Scientists across Minnesota are working this summer to learn more about bats in hopes that they can help the species better prepare for a fungus called white-nose syndrome, which has decimated bat populations in other parts of the country.
Researchers actually know very little about the lives of bats, state DNR endangered species coordinator Richard Baker told MPR News host Cathy Wurzer. But recent technological developments have allowed scientists to better track bats.
"We now have transmitters that we can put on these bats, follow them around, and learn more about where they're going, what they're doing," Baker said.
Scientists are focusing on studying young females so they can learn more about how they reproduce and the species' preferred habitats.
White-nose syndrome has decimated bat populations in the northeastern United States since it first emerged in 2007. It's a fungus that leads bats to exhaust their energy supplies during winter hibernation, which can lead to their deaths.
The National Wildlife Health Center estimates that bat populations declined by about 80 percent since white-nose syndrome emerged in the northeast. Baker said cases of white-nose syndrome were found in Minnesota in 2013. He said bats in other states started dying in large numbers about three or four years after the discovery of the fungus.
"We don't yet see that in Minnesota," Baker said. "We have an opportunity to study this species and learn how a healthy population operates, what it needs, so when the disease gets here we can do what we can."
The northern long-eared bat is a special focus of the $1 million study.
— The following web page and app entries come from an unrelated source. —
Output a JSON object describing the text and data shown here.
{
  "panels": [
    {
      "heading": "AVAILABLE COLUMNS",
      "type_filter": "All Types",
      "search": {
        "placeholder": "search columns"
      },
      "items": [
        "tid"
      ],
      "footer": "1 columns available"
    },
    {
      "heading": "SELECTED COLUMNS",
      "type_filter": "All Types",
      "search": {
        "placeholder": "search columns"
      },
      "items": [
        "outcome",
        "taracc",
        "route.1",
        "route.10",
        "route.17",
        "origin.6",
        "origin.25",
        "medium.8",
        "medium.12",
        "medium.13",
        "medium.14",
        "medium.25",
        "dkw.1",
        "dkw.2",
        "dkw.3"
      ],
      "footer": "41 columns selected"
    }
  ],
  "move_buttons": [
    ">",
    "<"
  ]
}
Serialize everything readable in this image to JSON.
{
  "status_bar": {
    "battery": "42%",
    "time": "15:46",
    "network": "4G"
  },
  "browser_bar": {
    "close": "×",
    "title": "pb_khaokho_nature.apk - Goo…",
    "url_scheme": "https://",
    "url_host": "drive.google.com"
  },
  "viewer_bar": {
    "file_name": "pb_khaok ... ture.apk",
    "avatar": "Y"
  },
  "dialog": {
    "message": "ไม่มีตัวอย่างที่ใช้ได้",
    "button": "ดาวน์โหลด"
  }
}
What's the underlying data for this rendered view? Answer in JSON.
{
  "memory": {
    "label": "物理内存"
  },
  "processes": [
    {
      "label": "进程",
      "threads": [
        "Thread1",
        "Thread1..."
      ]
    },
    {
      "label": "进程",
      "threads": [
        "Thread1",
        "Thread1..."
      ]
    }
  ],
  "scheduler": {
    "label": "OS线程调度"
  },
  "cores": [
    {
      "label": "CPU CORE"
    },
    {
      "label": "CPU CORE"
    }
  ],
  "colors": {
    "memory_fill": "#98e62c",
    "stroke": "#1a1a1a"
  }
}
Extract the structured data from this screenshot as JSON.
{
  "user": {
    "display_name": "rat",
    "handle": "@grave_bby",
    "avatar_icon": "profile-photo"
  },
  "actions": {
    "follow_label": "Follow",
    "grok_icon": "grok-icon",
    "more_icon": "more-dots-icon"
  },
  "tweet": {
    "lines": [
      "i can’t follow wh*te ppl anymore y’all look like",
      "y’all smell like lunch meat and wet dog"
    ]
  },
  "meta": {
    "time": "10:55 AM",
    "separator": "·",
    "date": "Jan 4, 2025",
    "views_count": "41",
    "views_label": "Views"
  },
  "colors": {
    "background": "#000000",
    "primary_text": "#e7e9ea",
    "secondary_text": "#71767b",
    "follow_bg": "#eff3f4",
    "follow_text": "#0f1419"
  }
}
It was listed as "threatened" by the U.S. Fish and Wildlife Service this spring. Baker said even people wary of the flying creatures benefit from them due to their role in insect control.
"These bats that weigh only a few ounces, they eat their weight in insects every night," Baker said. "So if you don't like mosquitoes, maybe it's time to like bats."